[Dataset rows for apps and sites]
.....

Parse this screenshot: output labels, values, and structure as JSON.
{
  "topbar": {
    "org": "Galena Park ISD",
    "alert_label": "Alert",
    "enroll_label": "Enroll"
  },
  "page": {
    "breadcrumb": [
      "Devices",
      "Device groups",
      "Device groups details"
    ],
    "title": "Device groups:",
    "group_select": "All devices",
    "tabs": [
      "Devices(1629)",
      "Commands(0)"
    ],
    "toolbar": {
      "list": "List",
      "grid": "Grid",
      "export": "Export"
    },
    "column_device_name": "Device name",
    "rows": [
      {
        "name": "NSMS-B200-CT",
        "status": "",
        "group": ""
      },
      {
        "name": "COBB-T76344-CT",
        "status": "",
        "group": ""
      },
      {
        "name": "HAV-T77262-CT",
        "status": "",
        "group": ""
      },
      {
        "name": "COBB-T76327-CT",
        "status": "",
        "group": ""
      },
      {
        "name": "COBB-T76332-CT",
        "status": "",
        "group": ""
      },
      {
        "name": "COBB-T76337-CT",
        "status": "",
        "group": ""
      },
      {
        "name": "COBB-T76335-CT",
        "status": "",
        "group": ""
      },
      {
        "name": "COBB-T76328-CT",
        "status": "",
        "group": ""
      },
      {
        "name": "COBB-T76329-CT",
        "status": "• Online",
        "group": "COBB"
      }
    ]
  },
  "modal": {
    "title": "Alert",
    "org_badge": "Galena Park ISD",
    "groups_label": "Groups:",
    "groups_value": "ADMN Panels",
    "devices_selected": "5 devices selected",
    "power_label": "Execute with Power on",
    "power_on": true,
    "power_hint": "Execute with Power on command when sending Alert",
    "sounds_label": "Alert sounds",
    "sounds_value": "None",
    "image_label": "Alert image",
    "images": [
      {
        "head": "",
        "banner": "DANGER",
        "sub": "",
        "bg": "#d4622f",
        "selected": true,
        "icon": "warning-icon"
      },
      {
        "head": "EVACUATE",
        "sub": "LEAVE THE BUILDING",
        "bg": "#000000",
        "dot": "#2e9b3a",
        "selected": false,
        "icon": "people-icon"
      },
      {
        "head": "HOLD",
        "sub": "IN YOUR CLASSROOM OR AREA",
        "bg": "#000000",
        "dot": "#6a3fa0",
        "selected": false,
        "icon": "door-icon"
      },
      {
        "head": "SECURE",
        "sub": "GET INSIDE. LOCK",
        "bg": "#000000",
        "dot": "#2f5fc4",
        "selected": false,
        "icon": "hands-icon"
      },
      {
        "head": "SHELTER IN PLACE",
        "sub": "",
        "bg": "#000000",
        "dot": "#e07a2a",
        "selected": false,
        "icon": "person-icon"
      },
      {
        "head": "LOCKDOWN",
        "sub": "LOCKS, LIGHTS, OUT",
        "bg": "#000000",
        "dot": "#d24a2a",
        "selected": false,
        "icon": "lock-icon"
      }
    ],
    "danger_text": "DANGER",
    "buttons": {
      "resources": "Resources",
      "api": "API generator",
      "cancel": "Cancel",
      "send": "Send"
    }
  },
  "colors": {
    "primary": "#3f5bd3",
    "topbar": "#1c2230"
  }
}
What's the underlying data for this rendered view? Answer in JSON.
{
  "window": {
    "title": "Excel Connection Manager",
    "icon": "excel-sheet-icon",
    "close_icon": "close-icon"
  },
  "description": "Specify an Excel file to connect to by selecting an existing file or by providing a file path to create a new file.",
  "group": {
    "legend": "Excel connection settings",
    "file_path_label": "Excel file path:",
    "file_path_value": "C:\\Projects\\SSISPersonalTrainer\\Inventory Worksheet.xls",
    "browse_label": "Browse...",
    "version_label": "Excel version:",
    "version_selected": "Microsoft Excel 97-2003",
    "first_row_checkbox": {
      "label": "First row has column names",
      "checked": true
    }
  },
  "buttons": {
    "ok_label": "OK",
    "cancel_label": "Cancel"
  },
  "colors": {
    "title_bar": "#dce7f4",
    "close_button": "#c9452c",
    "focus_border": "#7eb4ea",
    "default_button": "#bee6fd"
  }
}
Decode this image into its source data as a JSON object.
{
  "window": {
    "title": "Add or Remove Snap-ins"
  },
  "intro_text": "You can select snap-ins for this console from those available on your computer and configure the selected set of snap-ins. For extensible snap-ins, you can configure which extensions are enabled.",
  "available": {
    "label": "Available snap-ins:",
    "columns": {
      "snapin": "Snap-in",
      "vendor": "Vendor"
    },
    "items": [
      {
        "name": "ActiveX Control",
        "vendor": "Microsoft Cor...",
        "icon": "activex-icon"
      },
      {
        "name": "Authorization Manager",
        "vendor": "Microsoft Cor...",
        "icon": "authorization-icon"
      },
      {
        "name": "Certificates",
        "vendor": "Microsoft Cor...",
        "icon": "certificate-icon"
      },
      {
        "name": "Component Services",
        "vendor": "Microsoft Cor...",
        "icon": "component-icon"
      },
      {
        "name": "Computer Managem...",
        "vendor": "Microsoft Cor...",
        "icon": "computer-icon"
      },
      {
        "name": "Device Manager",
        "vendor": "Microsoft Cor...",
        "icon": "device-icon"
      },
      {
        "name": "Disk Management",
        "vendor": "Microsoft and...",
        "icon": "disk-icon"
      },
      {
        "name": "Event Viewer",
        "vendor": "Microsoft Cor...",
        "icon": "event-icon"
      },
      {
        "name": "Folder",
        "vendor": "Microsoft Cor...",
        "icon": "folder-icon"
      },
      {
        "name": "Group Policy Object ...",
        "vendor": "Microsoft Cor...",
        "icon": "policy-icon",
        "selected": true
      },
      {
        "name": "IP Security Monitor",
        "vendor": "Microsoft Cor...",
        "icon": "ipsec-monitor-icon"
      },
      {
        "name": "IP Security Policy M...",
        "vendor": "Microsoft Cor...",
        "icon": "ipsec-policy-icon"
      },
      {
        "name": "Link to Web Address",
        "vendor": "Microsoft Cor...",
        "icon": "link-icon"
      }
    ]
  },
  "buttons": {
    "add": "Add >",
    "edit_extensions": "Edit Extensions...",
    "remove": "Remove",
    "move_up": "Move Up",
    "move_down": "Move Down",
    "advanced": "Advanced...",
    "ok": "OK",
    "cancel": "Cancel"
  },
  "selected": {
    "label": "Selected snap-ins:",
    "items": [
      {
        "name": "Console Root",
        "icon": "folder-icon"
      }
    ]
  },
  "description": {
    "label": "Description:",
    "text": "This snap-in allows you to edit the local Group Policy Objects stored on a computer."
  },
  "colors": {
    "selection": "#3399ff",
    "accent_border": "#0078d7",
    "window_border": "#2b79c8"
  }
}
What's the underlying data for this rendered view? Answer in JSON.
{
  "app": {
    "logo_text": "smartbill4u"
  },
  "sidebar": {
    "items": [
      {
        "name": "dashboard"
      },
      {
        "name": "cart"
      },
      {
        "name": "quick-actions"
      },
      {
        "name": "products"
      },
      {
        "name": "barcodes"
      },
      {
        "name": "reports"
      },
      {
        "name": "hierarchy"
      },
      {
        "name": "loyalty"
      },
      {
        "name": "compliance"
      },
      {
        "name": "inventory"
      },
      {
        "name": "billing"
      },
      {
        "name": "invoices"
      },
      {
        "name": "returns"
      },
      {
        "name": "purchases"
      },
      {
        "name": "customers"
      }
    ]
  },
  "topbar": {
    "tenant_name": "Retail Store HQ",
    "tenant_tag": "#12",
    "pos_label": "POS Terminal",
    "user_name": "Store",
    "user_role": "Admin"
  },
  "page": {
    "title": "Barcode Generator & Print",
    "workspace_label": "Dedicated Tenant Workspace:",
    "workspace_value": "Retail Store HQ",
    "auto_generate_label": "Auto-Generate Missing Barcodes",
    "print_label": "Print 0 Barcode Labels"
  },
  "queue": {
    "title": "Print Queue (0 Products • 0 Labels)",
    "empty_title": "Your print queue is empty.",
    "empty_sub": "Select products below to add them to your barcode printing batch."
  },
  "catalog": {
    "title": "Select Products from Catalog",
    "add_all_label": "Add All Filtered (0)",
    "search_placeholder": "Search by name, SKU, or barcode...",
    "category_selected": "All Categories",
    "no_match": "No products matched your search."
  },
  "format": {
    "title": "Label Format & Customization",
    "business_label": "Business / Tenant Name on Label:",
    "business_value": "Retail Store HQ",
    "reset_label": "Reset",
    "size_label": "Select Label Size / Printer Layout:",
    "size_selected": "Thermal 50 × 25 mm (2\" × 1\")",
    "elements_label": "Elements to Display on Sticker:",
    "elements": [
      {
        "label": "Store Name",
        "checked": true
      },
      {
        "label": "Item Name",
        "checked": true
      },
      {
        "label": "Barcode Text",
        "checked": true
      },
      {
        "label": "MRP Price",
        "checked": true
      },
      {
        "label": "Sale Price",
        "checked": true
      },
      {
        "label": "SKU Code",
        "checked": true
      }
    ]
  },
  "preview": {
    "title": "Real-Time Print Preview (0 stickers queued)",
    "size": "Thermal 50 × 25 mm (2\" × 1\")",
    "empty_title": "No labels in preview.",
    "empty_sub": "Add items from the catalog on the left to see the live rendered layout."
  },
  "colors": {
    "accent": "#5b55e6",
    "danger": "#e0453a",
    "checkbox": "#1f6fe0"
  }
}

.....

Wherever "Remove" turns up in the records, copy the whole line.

    "title": "Add or Remove Snap-ins"
    "remove": "Remove",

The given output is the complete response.